We admit children who have lost one or both biological parents, disabled children, a variety of children at risk and children in need of special protection. Many have experienced powerlessness in the ultimate form. Their lives have been governed by fear. Fear of violence, fear of not having enough food, fear of having no opportunity to improve their lives. They are former homeless street children who were vulnerable to exploitation from others. ACODO has saved them from becoming beggars, prostitutes or criminals. They no longer have to scavenge in the local garbage bin for their next meal.
As the orphanage is the temporary shelter and last resort, they can stay here until we can find family, or take them into foster care. Prior to placement in orphanage our staff visit their home or community, wherever possible, to access their individual needs and situation. Children are listened to, informed about the placement (rights and responsibilities of the orphanage as well as of the child). Our staff also raise awareness on the rights of children in orphanage.
At ACODO our children often want to participate in all aspects of the orphanage. Many like to cook, sew their own clothes and try to fix our equipment when it breaks. They learn as a group, share their knowledge and help each other. They have progressed from street kids with no long term goals to children with challenging career desires. Their ambitions vary from being a tour guide to becoming a teacher, engineer or doctor.

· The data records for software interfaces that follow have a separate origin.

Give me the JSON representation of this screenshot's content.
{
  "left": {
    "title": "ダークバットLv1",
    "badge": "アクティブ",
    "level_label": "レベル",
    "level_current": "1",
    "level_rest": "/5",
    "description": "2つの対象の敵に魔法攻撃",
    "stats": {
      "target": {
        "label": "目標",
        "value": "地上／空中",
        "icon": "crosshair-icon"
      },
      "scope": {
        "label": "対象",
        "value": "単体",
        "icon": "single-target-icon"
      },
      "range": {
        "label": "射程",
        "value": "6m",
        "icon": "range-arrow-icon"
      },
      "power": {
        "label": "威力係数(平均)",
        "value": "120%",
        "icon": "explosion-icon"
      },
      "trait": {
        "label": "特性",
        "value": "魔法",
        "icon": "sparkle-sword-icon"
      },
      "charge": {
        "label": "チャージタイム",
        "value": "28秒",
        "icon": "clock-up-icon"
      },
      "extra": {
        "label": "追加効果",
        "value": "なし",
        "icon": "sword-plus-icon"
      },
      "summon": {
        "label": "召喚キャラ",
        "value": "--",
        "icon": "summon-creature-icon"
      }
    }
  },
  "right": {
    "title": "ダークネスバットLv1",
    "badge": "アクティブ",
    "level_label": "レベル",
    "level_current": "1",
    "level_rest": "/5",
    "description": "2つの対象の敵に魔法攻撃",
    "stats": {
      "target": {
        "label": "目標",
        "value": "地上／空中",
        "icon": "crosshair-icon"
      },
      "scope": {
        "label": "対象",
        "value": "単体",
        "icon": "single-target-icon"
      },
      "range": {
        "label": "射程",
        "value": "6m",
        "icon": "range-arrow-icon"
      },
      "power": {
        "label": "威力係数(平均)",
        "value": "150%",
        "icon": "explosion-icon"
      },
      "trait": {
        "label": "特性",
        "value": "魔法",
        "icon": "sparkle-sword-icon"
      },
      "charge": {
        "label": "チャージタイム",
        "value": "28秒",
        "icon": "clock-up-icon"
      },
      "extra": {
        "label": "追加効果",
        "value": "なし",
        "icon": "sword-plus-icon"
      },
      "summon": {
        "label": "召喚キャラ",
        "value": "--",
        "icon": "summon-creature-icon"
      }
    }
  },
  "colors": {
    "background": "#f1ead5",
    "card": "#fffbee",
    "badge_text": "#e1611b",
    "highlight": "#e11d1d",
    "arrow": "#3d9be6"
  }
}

Implementation of minimum standards of alternative care for children
ACODO has paid attention to providing support to meeting the needs of the most vulnerable children through the provision of appropriate services and protection from harm. ACODO implemented, monitored and evaluated the minimum standards and guidelines for the children in the orphanage in accordance with the four overriding principles of the Convention on the Rights of the Child:
The principle of the best interests of the child
The principle of non-discrimination
The principles of the right to survival, development and protection
The principle of participation by the child in her/his own development
After admitting children in orphanage, we also consider aspects of the Convention on the Rights of the Child:
The continuity of a child’s upbringing and her ethnic, cultural, and linguistic background was ensured
Contact between children and their families are encouraged
The child has a right to review his/her treatment and other circumstances
The child enjoy her/his complete liberty
Alternative care providers’ staff were carefully selected, trained and appropriately remunerated
Each child is unique and his/her uniqueness was taken into consideration in decisions taken which affect the child’s life
Siblings will not live separately or be separated by placement except under unavoidable circumstances